For years I’ve assumed that when Agile principles succeeded at a team level they would naturally spread to other teams in the organisation until eventually the whole organisation would embrace openness and failing fast. I’ve naively been surprised when this doesn’t happen. I’ve probably been a bit slow, or perhaps my bias for optimism has lead me to ignore the signs, but today the penny dropped. The reason bottom-up Agile doesn’t spread beyond the team is a consequence of the blame and punish culture that dominates traditional hierarchical management.
Failing early and openness are at the foundation of agility. Our practices make problems visible as early as possible so that we can fix them whilst the cost of doing so is relatively small. We test our code to reveal its problems before it’s written. We pair program so that we are more likely to spot problems as soon as they appear. We integrate our code as soon as it is committed. We deliver our code to customers early before we waste time doing the wrong thing. Most importantly we stick our problems on a big board visible to everyone often marked with a fat red post-it that nobody can ignore. We try to work as close to reality as we can.
Traditional Management is not so accepting of failure whether it’s early or late. Culture dictates that failure is the bedfellow of blame and embarrassment, and defensive reactions to embarrassment are typically violent . Problems are best swept under the carpet if internal, or attributed to somebody else if external. Failure that cannot be attributed is just plain bad luck. It’s safest and most advantageous for a managers career progression to keep his head firmly buried in the underfloor network conduits.
But here’s the rub, it’s not enough for managers just to hide their own problems. Hierarchy dictates that, as a manager, you are also responsible for all your team’s failures. It’s fine if they keep it to themselves, but if they start sharing their problems with other departments it’s going to make you look incompetent. The safest course of action is to ensure that there are no channels of communication to other departments (except via you) by creating a Silo and sticking a fat stop sign in front of any inter-departmental collaboration. It also pays to keep teams so busy that they don’t have time to explore how others can help with their problems or how they can help others.
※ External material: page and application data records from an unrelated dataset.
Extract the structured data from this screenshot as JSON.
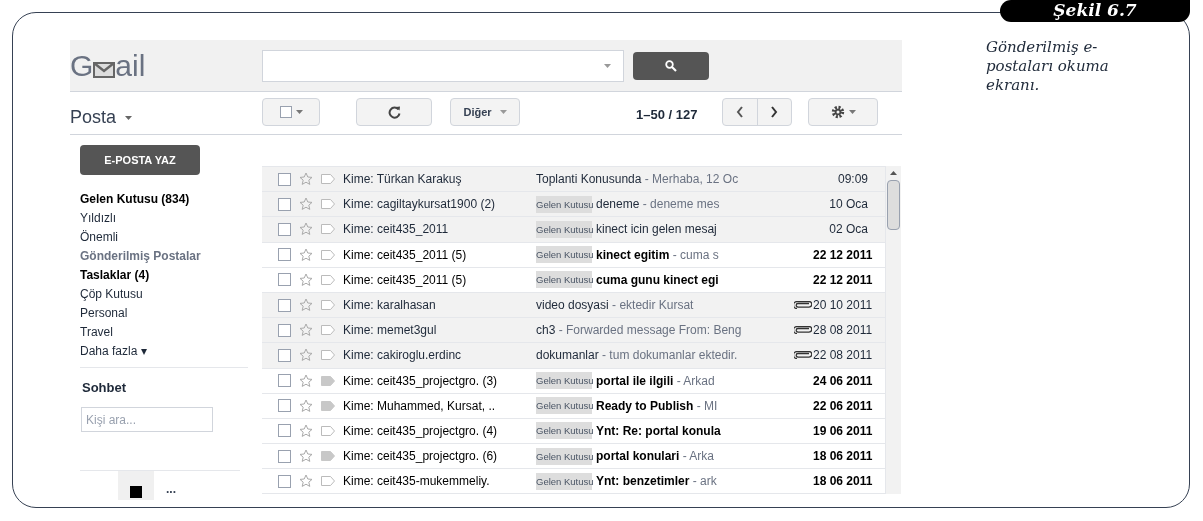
{
  "figure": {
    "badge": "Şekil 6.7",
    "caption": "Gönderilmiş e-postaları okuma ekranı."
  },
  "gmail": {
    "logo": {
      "before": "G",
      "after": "ail"
    },
    "toolbar": {
      "section": "Posta",
      "more": "Diğer",
      "pager": "1–50 / 127"
    },
    "compose": "E-POSTA YAZ",
    "folders": [
      {
        "label": "Gelen Kutusu (834)",
        "bold": true,
        "selected": false
      },
      {
        "label": "Yıldızlı",
        "bold": false,
        "selected": false
      },
      {
        "label": "Önemli",
        "bold": false,
        "selected": false
      },
      {
        "label": "Gönderilmiş Postalar",
        "bold": true,
        "selected": true
      },
      {
        "label": "Taslaklar (4)",
        "bold": true,
        "selected": false
      },
      {
        "label": "Çöp Kutusu",
        "bold": false,
        "selected": false
      },
      {
        "label": "Personal",
        "bold": false,
        "selected": false
      },
      {
        "label": "Travel",
        "bold": false,
        "selected": false
      },
      {
        "label": "Daha fazla ▾",
        "bold": false,
        "selected": false
      }
    ],
    "chat": {
      "title": "Sohbet",
      "placeholder": "Kişi ara...",
      "more": "..."
    },
    "messages": [
      {
        "sender": "Kime: Türkan Karakuş",
        "subject": "Toplanti Konusunda",
        "snippet": "- Merhaba, 12 Oc",
        "date": "09:09",
        "unread": false,
        "important": false,
        "attachment": false
      },
      {
        "sender": "Kime: cagiltaykursat1900 (2)",
        "tag": "Gelen Kutusu",
        "subject": "deneme",
        "snippet": "- deneme mes",
        "date": "10 Oca",
        "unread": false,
        "important": false,
        "attachment": false
      },
      {
        "sender": "Kime: ceit435_2011",
        "tag": "Gelen Kutusu",
        "subject": "kinect icin gelen mesaj",
        "date": "02 Oca",
        "unread": false,
        "important": false,
        "attachment": false
      },
      {
        "sender": "Kime: ceit435_2011 (5)",
        "tag": "Gelen Kutusu",
        "subject": "kinect egitim",
        "snippet": "- cuma s",
        "date": "22 12 2011",
        "unread": true,
        "important": false,
        "attachment": false
      },
      {
        "sender": "Kime: ceit435_2011 (5)",
        "tag": "Gelen Kutusu",
        "subject": "cuma gunu kinect egi",
        "date": "22 12 2011",
        "unread": true,
        "important": false,
        "attachment": false
      },
      {
        "sender": "Kime: karalhasan",
        "subject": "video dosyasi",
        "snippet": "- ektedir Kursat",
        "date": "20 10 2011",
        "unread": false,
        "important": false,
        "attachment": true
      },
      {
        "sender": "Kime: memet3gul",
        "subject": "ch3",
        "snippet": "- Forwarded message From: Beng",
        "date": "28 08 2011",
        "unread": false,
        "important": false,
        "attachment": true
      },
      {
        "sender": "Kime: cakiroglu.erdinc",
        "subject": "dokumanlar",
        "snippet": "- tum dokumanlar ektedir.",
        "date": "22 08 2011",
        "unread": false,
        "important": false,
        "attachment": true
      },
      {
        "sender": "Kime: ceit435_projectgro. (3)",
        "tag": "Gelen Kutusu",
        "subject": "portal ile ilgili",
        "snippet": "- Arkad",
        "date": "24 06 2011",
        "unread": true,
        "important": true,
        "attachment": false
      },
      {
        "sender": "Kime: Muhammed, Kursat, ..",
        "tag": "Gelen Kutusu",
        "subject": "Ready to Publish",
        "snippet": "- MI",
        "date": "22 06 2011",
        "unread": true,
        "important": true,
        "attachment": false
      },
      {
        "sender": "Kime: ceit435_projectgro. (4)",
        "tag": "Gelen Kutusu",
        "subject": "Ynt: Re: portal konula",
        "date": "19 06 2011",
        "unread": true,
        "important": false,
        "attachment": false
      },
      {
        "sender": "Kime: ceit435_projectgro. (6)",
        "tag": "Gelen Kutusu",
        "subject": "portal konulari",
        "snippet": "- Arka",
        "date": "18 06 2011",
        "unread": true,
        "important": true,
        "attachment": false
      },
      {
        "sender": "Kime: ceit435-mukemmeliy.",
        "tag": "Gelen Kutusu",
        "subject": "Ynt: benzetimler",
        "snippet": "- ark",
        "date": "18 06 2011",
        "unread": true,
        "important": false,
        "attachment": false
      }
    ]
  }
}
To an Agile team a silo is an impediment that restricts cross-functional collaboration. To a traditional manager a Silo is a necessity for survival and the tighter it is the safer he feels. If this type of culture exists in an organisation the change seems unlikely to happen without a credible top-down effort to change the mindset that creates this culture. The cause of the fear of failure is blame. Blame comes from fear of punishment. We must replace blame with empathy. What would happen if the CEO of your organisation abolished blame and started encouraging failure to be treated in a more healthy way? What would happen if you asked her to?
We can’t go on living this way
Deming and Systems Thinking had a lot to say on this: ie Local Optimisation doesn’t work on a System 😦 I too am an optimist but have come to the conclusion they’re right. I still wonder about a “distributed change attack” or “effective leverage”…
Hence my focus on non-violence and eg Nonviolent Communication. Indeed we cannot go on living and working in Jackal cultures.
Every manager wants total honesty and transparency from below, combined with the right to obfuscate upwards. Hence reporting becomes increasingly green as it traverses up the hierarchy.
Now to slightly defend managers against the charge of sociopathy, better (NB, not ‘good’ on any absolute scale) managers will do this in part to protect their team – and yes, themselves included – from ‘help’ from above, which doesn’t always come with a benevolent hand, and certainly disrupts the work the team is actually trying to do to restore the actual situation to a genuine green.
But what tends to happen is status reports go green, green, green, green, green, OH SHIT! when the problem just can’t be hidden any more. And when you’ve trained senior management to understand any problem reported to them as a major problem, no wonder they’ll overreact if you start reporting problems early.
You’re right – it does take senior leadership to declare a problem amnesty, with a truth & reconciliation commission, to enable everyone below them to start being honest about their problems without fear.
Does this type of environment – the silo’s, blame, controlling type – that is so prevalent today, is that a function of legacy thinking, size of the organization, some other intrinsic property?
I’ve seen this environment in organizations as small as 200. And I’ve seen completely open and transparent organizations up to about 100 total staff. But the growth of the organization seems to introduce this more? Is it because silos feels ‘safer’?
I don’t know, just food for thought.
Top-down, command-and-control management environments have the hardest time adopting scrum. The executives, in particular the CFO, need to be interviewed and asked if they can accept a new software development framework requiring flexibility in in either scope or delivery date. If the answer is “no”, attempting scrum beyond the individual delivery team level is pointless.
The more embedded the C&C culture, the more uphill the battle. If your CFO sees software development as an expense rather than an investment, update your resume and pack your bags if you really want to practice scrum – it’ll be much easier elsewhere.